¶ 12 Additionally, Workers argue that, in this case, an administrative remedy is nonexistent, or, at best, inadequate. Workers claim that numerous relevant administrative decisions were made in their favor and that ARC and Baer accepted these decisions without challenge or a request for DOL review. Therefore, Workers argue, ARC and Baer are estopped from now claiming that additional...

To continue reading

Request your trial
15 cases
    • United States
    • Montana Supreme Court
    • December 10, 2002
    ...States were not to be superseded by the Federal Act unless that was the clear and manifest purpose of Congress." Favel v. American Renovation and Construction Co., 2002 MT 266, ¶ 39, 312 Mont. 285, ¶ 39, 59 P.3d 412, ¶ 39 (citing Sleath v. West Mont Home Health Services, 2000 MT 381, ¶ 23, ......
  • Frank Bros., Inc. v. Wisconsin Dept. of Transp.
    • United States
    • U.S. Court of Appeals — Seventh Circuit
    • June 3, 2005
    ...regulation on the basis of a single administrative regulation promulgated by a federal agency.
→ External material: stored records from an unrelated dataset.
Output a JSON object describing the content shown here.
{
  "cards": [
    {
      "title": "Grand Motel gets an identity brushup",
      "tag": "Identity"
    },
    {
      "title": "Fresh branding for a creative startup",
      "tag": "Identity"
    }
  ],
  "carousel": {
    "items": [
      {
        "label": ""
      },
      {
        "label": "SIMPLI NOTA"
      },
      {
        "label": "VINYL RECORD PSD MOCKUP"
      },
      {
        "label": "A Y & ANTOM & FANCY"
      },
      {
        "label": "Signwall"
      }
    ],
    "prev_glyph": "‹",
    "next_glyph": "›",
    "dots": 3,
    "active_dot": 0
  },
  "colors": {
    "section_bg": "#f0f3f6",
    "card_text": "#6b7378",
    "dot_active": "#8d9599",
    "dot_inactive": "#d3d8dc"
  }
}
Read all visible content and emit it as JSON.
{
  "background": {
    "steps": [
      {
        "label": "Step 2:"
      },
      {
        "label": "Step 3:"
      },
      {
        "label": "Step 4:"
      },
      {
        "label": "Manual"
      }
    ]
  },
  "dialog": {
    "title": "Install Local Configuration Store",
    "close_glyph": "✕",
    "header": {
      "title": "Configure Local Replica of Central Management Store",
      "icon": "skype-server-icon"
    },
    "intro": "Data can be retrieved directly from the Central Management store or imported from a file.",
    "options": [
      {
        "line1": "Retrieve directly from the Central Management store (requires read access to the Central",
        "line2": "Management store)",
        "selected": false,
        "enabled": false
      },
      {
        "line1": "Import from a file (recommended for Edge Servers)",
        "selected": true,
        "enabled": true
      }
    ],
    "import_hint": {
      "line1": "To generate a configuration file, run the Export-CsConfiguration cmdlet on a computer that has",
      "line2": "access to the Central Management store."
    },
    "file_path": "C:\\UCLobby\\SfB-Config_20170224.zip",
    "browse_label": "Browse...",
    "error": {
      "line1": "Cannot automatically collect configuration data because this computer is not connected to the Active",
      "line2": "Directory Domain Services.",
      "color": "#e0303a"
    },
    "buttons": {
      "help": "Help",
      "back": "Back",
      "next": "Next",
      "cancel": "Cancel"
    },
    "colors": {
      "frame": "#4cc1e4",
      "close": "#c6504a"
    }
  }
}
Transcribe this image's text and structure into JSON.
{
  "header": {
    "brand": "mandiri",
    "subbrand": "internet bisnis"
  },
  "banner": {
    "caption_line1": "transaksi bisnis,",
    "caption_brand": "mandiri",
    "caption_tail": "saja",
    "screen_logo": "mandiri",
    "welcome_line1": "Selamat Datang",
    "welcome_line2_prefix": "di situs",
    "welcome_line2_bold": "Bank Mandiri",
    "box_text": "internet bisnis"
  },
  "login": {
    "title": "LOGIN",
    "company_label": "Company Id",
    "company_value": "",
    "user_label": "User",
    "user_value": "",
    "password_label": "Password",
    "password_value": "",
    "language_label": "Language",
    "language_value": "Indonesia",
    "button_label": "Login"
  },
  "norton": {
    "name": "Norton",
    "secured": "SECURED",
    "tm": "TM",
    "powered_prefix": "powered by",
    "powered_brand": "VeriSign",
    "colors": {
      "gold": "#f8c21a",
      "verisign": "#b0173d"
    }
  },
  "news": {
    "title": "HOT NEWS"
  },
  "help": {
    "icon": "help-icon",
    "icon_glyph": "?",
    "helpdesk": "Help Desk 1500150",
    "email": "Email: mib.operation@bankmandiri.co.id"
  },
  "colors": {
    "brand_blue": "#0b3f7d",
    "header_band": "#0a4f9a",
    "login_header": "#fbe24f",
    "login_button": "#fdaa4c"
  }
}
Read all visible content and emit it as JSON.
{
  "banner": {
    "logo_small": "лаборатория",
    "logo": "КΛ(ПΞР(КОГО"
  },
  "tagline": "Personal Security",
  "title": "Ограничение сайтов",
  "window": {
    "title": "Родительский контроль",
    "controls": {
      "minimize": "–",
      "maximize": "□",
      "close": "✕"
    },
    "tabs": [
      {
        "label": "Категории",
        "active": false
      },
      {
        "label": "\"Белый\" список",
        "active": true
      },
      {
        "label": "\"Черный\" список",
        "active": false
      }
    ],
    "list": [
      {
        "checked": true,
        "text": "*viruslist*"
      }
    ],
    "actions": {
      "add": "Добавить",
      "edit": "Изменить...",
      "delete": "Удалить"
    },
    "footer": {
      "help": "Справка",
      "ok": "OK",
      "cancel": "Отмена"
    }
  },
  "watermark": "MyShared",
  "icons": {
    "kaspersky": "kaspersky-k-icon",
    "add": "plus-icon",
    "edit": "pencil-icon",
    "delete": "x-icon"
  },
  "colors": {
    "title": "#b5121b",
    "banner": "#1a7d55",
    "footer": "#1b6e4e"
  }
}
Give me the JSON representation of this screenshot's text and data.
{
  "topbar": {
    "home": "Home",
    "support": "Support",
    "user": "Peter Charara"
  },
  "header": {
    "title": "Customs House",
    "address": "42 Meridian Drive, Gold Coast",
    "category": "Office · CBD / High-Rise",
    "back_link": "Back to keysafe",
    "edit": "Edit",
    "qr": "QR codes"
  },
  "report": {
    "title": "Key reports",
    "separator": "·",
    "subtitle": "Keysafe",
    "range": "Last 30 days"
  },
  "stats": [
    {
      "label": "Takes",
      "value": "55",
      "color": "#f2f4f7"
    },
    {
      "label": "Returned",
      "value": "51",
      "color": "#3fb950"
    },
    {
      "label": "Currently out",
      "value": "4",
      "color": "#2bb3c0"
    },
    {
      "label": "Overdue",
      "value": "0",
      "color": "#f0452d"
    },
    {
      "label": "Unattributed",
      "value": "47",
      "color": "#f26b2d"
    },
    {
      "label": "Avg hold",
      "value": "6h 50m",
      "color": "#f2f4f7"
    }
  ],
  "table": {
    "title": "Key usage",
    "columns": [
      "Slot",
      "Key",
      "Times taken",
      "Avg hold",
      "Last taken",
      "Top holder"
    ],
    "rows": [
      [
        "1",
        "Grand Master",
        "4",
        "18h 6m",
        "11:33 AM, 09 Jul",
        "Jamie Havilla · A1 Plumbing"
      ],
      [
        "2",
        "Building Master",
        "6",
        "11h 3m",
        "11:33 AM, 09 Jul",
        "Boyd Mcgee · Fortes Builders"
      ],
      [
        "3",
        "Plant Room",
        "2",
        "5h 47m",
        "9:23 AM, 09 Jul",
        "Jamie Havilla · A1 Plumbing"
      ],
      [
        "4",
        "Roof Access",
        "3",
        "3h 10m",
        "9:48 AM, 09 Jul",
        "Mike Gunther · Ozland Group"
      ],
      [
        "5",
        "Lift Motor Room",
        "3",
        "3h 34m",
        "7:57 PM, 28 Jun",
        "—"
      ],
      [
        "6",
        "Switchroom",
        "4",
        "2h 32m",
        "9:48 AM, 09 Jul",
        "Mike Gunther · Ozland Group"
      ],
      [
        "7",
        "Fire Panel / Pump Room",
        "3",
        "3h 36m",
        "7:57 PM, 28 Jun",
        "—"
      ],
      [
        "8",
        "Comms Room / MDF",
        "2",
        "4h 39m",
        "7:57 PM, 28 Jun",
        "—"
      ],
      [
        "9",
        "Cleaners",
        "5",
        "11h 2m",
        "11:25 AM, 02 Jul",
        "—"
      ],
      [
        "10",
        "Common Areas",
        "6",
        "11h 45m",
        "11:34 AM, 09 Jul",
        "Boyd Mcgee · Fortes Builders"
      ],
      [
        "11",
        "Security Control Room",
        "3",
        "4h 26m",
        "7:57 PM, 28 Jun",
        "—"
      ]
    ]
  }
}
See Favel v. American Renovation and Constr. Co., 312 Mont. 285, 59 P.3d 412, 425 (2002) ("We conclude, as did the U.S. Supreme Court in Geier, 529 U.S. 861 at 908-09, 120 S.Ct. 1913, 146 L.Ed.2d ......
  • United States ex rel. Int'l Bhd. of Elec. Workers Local Union No. 98 v. Farfield Co.
    • United States
    • U.S. Court of Appeals — Third Circuit
    • July 13, 2021
    ...whether the Government must withhold funds sufficient to make misclassified employees whole. See, e.g. , Favel v. Am. Renovation and Const. Co. , 312 Mont. 285, 59 P.3d 412, 420 (2002) ("Whether [withholding was] discretionary or mandatory, the USAF Contracting Officer had the unilateral au......
  • PPL MONTANA, LLC v. State
    • United States
    • Montana Supreme Court
    • March 30, 2010
    ...of Congress. Vitullo, ? 14 (citing Dukes v. Sirius Constr., Inc., 2003 MT 152, ? 20, 316 Mont. 226, 73 P.3d 781; Favel v. Am. Renovation and Constr. Co., 2002 MT 266, ? 40, 312 Mont. 285, 59 P.3d ? 13 The District Court concluded that express preemption did not apply because the FPA did not......
  • Request a trial to view additional results

VLEX uses login cookies to provide you with a better browsing experience. If you click on 'Accept' or continue browsing this site we consider that you accept our cookie policy. ACCEPT